How many of the lines below include "autoFlush"? Give the number and no other words.
Provided entries Block Start
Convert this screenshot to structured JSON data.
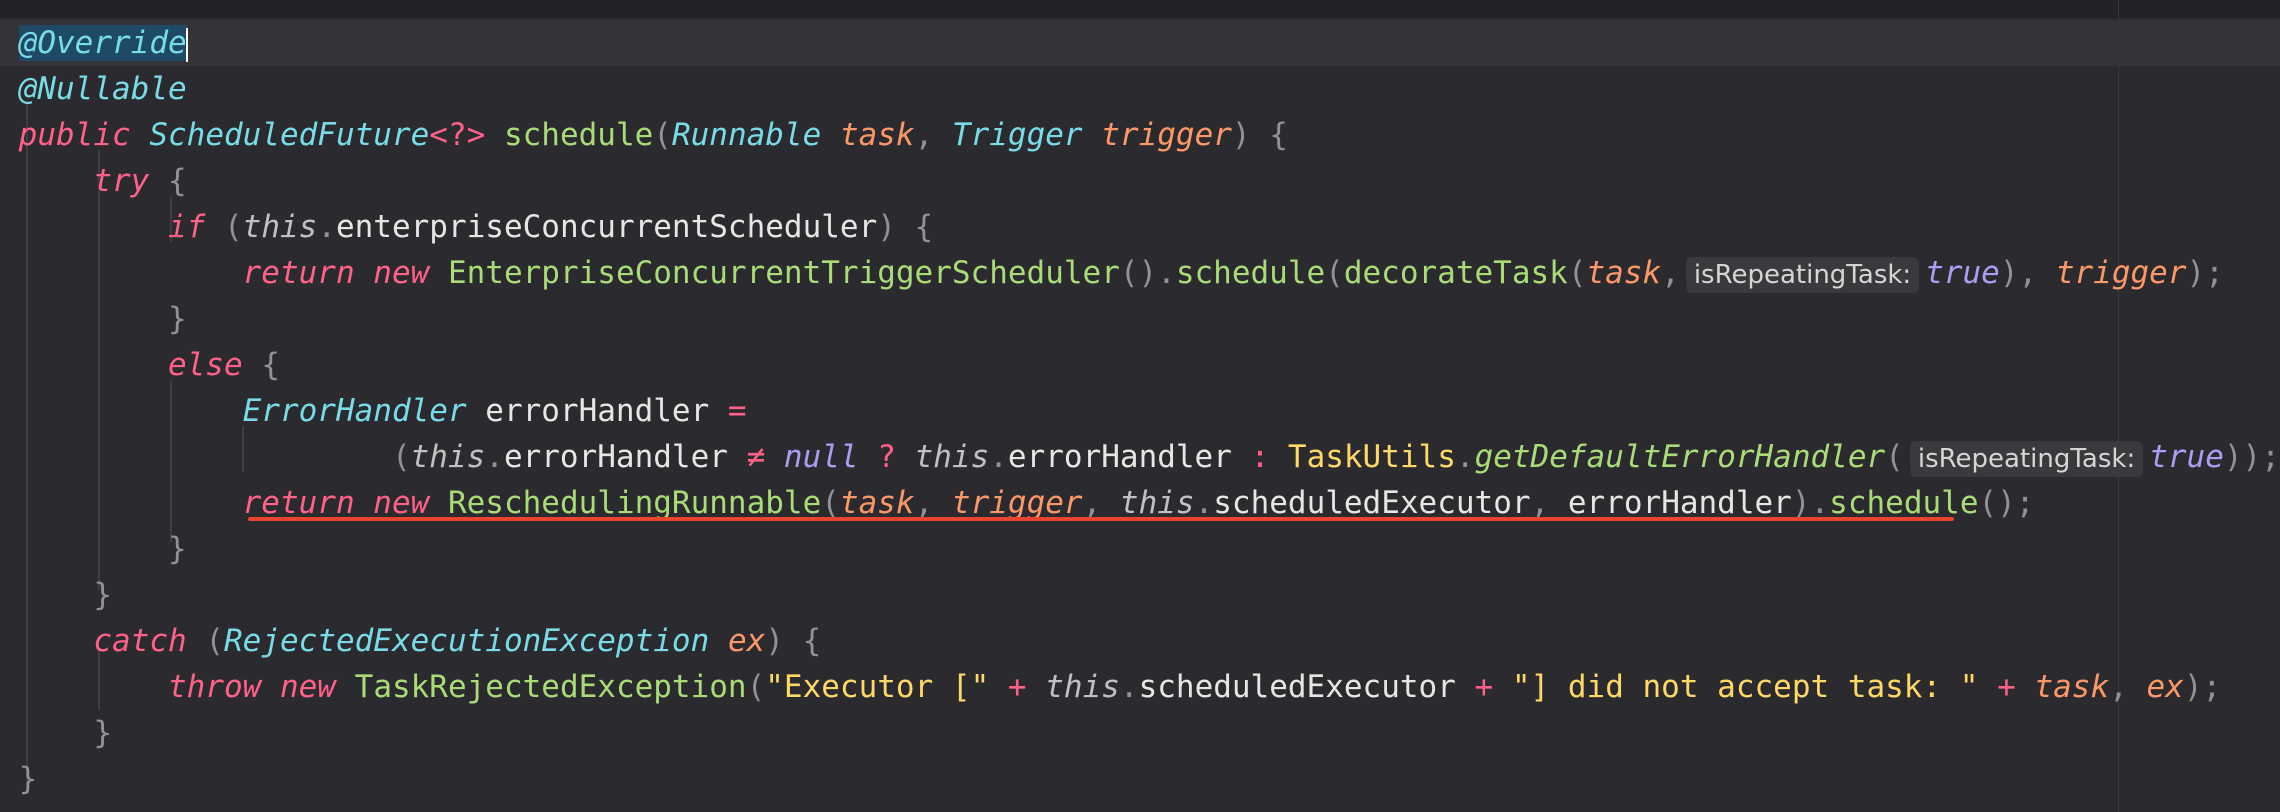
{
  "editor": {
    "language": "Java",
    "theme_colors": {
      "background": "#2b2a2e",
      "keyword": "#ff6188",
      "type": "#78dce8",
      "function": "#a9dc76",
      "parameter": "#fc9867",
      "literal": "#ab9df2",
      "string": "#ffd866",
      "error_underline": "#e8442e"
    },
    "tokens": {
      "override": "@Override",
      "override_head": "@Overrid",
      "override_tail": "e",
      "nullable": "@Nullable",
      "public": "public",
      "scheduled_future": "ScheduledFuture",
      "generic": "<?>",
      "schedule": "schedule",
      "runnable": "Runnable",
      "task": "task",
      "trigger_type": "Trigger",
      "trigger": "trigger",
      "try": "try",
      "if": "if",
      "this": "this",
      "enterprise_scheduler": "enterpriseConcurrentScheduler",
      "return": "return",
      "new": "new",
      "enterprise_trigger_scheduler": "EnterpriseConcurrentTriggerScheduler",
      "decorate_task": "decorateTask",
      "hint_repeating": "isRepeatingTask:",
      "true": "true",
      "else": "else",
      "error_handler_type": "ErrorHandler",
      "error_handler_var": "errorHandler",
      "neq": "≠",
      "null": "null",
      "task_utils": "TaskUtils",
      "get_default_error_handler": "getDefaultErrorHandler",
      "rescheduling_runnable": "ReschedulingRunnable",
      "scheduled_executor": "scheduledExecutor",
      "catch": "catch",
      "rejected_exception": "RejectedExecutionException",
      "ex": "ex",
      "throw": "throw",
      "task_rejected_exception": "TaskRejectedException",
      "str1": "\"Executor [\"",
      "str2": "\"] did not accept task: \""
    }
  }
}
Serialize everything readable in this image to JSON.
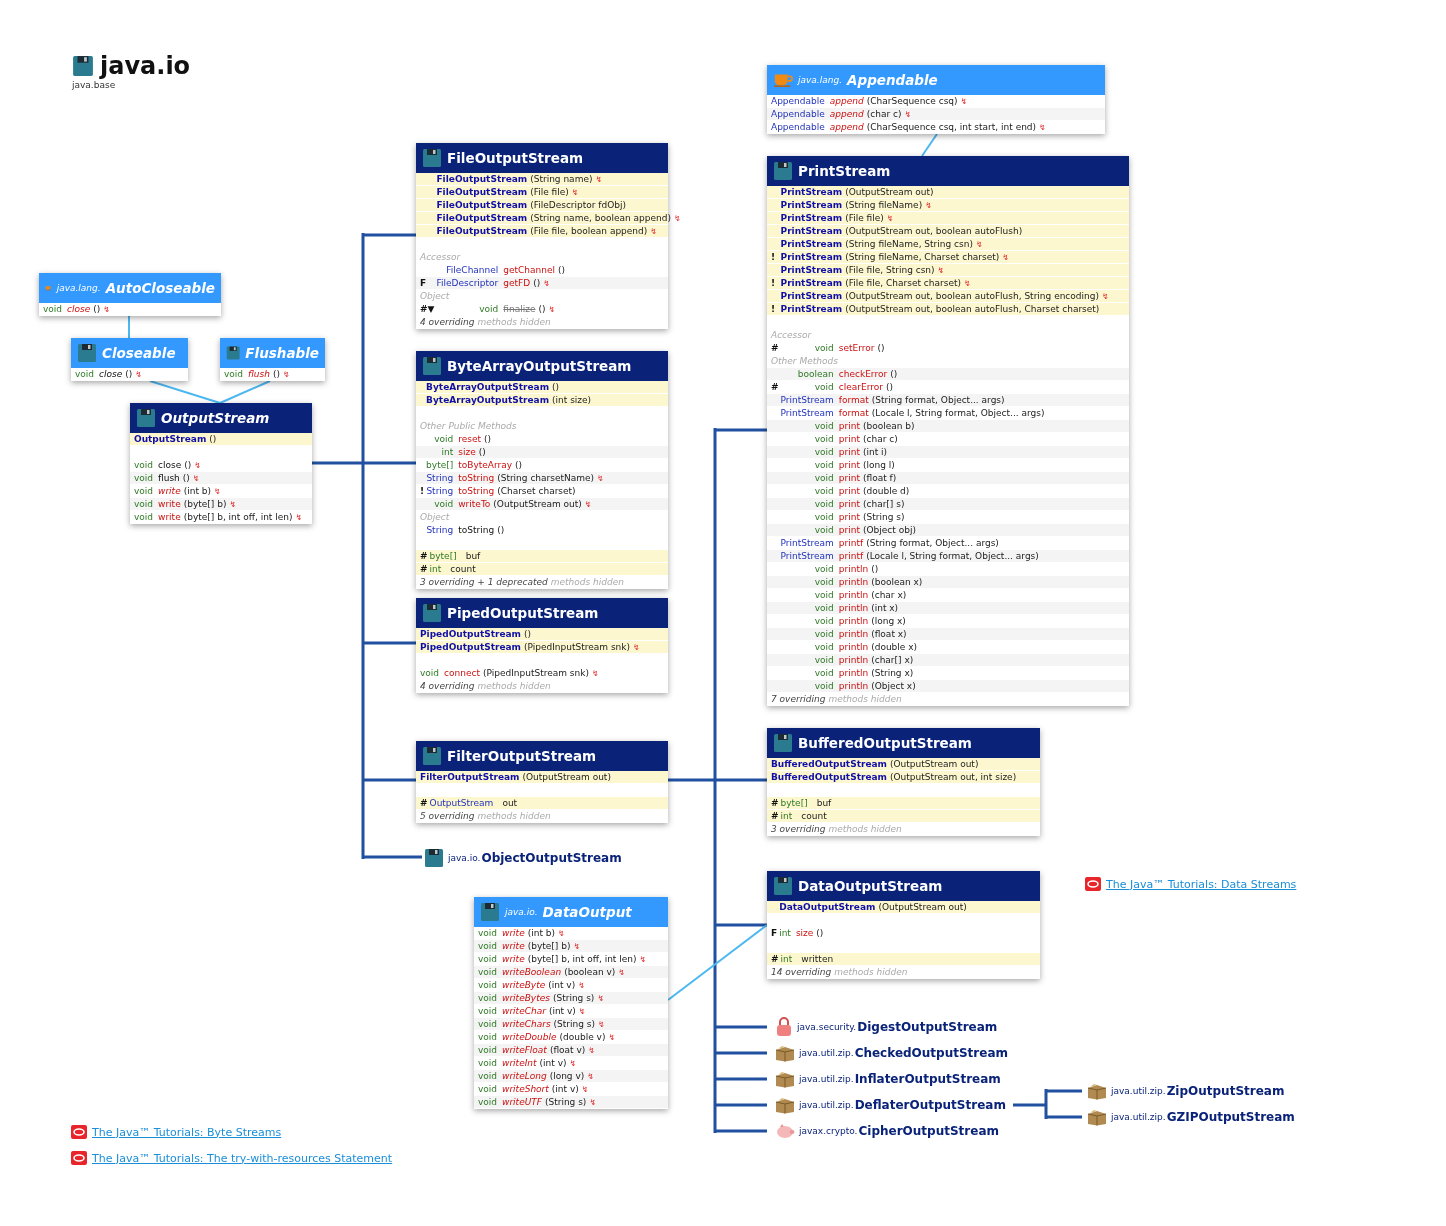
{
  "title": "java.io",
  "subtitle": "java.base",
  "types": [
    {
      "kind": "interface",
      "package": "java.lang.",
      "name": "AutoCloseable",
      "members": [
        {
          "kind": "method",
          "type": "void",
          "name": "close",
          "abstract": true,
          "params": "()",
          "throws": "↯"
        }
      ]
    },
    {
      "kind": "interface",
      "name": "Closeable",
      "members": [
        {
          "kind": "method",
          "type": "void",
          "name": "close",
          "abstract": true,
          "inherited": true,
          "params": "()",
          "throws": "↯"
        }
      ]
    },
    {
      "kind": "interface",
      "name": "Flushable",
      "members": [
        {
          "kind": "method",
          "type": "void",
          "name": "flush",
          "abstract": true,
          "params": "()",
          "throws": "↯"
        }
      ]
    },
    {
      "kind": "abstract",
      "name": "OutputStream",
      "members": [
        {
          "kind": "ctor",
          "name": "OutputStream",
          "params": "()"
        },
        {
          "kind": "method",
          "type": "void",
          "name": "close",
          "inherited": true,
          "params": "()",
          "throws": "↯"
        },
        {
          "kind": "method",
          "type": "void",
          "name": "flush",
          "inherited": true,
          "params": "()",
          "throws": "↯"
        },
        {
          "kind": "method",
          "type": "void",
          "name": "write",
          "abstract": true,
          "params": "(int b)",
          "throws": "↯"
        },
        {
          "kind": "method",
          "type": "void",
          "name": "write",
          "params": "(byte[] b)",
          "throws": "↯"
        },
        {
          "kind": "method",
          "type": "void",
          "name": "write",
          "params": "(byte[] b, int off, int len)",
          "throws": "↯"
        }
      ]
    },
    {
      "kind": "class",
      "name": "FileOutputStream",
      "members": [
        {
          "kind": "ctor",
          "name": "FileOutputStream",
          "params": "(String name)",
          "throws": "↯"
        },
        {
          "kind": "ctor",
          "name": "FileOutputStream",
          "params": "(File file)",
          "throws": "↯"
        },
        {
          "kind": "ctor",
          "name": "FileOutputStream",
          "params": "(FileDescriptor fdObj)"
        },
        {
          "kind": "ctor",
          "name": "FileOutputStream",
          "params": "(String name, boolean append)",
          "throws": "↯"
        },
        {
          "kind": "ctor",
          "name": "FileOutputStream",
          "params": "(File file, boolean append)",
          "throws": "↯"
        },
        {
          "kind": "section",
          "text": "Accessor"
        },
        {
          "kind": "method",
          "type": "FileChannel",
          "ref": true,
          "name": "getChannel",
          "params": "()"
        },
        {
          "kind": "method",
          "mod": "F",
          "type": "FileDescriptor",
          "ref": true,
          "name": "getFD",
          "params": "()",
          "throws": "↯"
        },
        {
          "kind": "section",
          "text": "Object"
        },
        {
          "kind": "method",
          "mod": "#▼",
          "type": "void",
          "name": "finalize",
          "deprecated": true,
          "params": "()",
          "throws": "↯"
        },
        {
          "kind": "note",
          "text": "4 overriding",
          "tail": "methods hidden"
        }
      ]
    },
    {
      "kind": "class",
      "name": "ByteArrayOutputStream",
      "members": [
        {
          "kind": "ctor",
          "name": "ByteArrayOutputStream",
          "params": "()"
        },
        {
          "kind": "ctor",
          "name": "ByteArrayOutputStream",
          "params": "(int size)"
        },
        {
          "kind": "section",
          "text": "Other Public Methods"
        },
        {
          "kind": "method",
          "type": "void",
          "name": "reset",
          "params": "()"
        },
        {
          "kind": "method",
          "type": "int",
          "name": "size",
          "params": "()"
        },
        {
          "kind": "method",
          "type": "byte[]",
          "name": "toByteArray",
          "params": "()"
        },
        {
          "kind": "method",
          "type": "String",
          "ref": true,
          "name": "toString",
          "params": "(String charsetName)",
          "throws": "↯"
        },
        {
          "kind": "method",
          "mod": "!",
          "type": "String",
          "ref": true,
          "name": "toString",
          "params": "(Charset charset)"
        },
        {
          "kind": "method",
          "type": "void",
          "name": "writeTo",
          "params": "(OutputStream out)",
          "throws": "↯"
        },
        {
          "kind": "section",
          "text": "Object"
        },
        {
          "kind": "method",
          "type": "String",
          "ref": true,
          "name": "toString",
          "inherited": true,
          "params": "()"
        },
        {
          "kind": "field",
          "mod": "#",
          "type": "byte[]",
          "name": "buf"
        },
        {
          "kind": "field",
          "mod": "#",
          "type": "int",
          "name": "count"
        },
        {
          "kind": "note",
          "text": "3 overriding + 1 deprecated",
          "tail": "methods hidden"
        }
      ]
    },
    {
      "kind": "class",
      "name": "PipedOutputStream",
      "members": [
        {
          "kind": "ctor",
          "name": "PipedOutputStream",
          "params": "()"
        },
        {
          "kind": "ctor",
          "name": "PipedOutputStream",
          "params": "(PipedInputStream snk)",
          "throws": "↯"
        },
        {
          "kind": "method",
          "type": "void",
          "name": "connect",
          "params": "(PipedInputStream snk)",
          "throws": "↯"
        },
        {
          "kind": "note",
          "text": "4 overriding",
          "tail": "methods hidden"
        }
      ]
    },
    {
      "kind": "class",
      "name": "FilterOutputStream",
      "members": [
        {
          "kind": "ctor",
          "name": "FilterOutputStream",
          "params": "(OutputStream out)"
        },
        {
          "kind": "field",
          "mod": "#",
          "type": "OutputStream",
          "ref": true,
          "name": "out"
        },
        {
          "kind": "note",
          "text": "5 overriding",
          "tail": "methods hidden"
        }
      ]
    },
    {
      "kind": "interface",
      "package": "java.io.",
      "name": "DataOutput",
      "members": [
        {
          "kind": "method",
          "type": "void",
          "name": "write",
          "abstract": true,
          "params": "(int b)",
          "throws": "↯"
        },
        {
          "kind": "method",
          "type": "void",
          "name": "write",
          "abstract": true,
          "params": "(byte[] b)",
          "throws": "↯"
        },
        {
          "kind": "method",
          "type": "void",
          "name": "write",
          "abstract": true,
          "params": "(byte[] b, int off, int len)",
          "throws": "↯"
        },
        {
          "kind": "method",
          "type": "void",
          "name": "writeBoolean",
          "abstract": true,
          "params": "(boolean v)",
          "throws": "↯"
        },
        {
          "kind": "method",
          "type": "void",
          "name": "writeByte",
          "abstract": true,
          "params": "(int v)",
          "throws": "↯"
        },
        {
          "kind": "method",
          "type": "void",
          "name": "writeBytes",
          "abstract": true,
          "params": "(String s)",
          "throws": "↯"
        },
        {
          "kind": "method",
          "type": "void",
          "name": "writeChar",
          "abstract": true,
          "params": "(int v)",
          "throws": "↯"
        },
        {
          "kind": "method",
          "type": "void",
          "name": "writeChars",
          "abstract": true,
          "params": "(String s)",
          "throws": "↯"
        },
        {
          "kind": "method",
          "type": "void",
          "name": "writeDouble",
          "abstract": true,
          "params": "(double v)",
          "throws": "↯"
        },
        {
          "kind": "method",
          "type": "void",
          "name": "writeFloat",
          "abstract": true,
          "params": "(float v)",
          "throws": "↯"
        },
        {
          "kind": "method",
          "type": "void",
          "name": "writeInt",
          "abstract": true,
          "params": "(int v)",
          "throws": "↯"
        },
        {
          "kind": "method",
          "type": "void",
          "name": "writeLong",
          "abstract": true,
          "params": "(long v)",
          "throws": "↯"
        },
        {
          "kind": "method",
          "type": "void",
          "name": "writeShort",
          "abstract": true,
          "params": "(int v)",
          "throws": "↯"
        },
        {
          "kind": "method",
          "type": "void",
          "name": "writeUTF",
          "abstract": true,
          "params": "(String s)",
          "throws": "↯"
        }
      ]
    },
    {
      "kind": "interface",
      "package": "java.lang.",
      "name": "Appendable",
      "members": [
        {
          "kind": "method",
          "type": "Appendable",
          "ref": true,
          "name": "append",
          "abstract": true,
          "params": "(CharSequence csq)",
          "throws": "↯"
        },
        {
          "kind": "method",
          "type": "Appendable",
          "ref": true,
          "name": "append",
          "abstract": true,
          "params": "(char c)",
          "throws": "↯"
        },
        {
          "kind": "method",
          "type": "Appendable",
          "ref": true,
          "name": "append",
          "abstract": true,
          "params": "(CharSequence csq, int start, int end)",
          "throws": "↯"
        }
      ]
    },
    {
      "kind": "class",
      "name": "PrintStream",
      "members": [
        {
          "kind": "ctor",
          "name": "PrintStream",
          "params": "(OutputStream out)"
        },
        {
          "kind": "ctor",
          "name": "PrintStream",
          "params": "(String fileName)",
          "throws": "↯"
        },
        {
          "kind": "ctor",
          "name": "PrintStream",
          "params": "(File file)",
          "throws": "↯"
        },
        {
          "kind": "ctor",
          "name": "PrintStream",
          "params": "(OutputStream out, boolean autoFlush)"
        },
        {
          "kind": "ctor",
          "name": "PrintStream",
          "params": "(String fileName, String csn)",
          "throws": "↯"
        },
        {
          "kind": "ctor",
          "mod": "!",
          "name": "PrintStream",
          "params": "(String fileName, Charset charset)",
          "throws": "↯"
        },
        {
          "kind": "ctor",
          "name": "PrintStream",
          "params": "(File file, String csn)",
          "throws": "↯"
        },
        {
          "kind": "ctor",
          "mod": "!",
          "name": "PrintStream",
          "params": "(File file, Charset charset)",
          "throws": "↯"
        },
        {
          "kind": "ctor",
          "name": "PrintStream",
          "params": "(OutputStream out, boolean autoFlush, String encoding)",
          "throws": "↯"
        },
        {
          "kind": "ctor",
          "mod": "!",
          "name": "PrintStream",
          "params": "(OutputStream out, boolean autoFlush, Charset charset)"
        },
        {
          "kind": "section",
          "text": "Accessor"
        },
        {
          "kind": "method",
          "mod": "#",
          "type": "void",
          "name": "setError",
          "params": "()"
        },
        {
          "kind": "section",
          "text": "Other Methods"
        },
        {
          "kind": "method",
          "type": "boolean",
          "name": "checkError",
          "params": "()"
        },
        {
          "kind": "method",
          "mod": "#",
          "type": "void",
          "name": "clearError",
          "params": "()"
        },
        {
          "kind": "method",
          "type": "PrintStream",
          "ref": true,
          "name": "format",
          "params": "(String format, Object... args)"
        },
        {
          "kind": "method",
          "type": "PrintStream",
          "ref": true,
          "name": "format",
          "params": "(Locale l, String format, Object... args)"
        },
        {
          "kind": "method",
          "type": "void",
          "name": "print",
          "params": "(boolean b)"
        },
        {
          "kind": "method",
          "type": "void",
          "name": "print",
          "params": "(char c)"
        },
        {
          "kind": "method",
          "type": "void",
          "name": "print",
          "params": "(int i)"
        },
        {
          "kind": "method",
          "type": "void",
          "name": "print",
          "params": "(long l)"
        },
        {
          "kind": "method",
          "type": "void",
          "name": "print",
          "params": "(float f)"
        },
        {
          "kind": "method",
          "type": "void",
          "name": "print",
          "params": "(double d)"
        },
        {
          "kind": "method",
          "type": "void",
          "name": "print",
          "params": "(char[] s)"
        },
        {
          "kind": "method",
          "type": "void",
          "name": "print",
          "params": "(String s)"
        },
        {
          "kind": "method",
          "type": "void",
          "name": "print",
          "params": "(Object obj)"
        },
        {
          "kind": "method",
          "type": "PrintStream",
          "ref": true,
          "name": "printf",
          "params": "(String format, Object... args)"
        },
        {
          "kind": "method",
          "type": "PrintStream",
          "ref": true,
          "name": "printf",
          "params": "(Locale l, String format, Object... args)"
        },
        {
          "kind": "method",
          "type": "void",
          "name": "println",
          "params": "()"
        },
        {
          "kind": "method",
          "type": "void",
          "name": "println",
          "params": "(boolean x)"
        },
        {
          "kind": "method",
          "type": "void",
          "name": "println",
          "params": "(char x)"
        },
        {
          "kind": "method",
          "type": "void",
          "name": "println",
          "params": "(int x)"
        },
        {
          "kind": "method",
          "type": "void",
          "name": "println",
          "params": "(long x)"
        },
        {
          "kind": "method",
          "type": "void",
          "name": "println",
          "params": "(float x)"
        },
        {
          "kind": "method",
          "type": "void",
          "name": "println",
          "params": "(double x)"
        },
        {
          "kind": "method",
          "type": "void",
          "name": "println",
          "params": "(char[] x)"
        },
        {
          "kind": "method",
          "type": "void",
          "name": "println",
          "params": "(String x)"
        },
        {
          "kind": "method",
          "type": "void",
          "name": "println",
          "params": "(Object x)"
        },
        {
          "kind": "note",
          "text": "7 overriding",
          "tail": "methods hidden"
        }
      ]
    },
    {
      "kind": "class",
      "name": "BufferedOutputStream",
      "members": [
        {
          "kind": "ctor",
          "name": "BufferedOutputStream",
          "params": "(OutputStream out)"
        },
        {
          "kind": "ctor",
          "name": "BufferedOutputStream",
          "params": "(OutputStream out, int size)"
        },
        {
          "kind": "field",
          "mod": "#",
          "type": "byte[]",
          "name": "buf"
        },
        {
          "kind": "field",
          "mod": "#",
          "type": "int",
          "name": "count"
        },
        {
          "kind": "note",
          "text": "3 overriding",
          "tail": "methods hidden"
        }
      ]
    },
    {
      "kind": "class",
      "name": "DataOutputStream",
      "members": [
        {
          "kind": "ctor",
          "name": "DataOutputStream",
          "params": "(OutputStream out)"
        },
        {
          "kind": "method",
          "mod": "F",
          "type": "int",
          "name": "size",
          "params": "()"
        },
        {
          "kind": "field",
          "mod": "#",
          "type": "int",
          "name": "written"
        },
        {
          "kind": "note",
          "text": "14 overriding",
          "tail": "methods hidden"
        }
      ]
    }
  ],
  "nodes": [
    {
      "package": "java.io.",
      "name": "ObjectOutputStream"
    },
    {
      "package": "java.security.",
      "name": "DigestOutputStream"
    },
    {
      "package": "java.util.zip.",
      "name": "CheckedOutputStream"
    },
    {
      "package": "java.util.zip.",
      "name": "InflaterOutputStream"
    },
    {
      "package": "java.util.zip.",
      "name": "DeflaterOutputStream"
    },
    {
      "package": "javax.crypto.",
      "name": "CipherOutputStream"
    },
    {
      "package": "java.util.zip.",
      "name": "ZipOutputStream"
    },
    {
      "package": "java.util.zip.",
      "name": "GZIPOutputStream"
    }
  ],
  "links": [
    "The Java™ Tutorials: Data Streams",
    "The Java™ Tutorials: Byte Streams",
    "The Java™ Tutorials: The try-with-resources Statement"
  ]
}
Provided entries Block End
Answer for the task> 3